## Exercise objective
Only lines holding the word "icon" are wanted from the records; copy all of them.

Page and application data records
━━━━━━━━
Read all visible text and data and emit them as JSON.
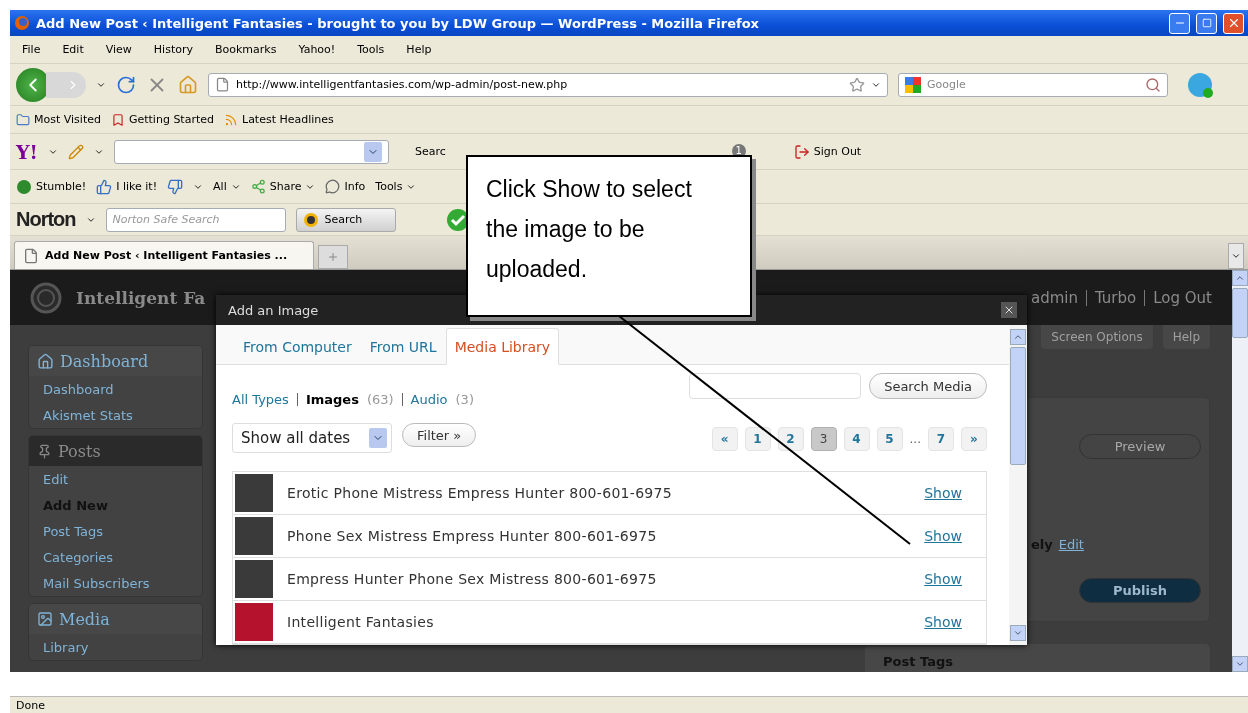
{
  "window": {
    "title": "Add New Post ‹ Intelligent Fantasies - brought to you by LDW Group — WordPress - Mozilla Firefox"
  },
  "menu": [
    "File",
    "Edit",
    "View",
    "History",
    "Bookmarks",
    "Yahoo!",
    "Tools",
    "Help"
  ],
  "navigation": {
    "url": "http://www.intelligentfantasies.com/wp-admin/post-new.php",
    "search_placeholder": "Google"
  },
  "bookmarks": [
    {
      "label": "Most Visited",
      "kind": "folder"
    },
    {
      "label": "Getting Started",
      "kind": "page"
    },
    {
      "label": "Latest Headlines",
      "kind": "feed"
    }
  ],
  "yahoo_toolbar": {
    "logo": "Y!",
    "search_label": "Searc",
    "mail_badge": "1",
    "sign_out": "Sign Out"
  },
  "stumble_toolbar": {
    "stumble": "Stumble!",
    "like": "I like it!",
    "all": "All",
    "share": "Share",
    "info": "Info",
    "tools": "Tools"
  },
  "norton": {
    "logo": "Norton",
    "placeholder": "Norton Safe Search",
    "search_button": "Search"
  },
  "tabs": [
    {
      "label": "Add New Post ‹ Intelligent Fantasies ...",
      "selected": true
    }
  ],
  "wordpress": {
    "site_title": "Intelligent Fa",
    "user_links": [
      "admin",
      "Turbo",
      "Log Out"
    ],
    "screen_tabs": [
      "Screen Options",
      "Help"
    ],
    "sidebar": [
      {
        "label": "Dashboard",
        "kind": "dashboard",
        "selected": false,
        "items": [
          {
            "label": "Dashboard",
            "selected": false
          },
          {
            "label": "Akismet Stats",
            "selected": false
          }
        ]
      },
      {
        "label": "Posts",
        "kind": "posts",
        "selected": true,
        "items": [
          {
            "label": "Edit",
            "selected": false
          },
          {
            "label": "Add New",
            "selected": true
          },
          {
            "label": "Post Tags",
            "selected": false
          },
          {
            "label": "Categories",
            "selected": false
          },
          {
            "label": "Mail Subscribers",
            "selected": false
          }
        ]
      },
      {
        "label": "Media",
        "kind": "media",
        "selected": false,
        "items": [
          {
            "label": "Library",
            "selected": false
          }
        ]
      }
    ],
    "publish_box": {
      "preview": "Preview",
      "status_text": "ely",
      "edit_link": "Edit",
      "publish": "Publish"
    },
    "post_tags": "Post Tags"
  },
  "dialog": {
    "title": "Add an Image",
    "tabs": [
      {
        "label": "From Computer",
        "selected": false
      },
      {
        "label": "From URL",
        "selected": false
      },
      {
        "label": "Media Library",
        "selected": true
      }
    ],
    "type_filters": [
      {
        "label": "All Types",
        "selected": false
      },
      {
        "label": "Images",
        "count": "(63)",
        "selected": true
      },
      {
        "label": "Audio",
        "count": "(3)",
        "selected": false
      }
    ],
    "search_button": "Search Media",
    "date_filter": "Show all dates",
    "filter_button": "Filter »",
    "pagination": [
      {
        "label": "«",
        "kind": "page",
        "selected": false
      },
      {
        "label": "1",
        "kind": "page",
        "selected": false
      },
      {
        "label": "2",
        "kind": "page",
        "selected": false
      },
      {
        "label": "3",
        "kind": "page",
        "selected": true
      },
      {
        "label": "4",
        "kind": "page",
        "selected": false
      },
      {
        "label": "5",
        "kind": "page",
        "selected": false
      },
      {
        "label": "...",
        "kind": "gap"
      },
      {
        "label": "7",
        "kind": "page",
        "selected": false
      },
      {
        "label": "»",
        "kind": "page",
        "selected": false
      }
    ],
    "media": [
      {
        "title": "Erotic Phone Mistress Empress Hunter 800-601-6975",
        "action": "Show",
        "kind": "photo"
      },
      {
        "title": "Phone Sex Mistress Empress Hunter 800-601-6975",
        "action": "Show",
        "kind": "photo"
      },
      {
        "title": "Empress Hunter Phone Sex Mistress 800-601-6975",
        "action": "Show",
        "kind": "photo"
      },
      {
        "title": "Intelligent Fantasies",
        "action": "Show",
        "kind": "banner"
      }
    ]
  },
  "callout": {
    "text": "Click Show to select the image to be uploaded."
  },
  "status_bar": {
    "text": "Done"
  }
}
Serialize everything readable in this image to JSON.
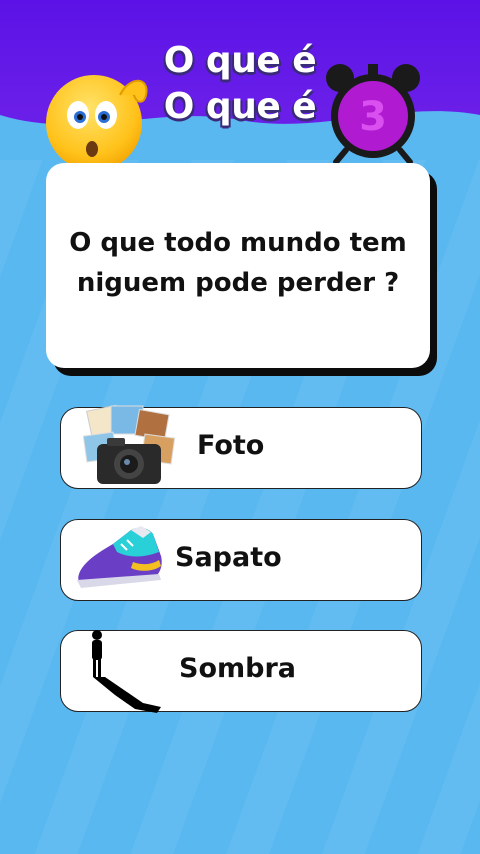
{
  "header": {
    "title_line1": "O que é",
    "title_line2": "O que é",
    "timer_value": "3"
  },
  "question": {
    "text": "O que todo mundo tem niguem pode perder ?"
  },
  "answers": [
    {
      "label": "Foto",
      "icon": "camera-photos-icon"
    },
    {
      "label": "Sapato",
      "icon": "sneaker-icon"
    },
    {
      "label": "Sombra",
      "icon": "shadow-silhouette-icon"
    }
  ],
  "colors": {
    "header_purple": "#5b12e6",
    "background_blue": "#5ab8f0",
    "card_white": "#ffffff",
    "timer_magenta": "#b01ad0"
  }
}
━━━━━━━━
## Reply
      "icon": "camera-photos-icon"
      "icon": "sneaker-icon"
      "icon": "shadow-silhouette-icon"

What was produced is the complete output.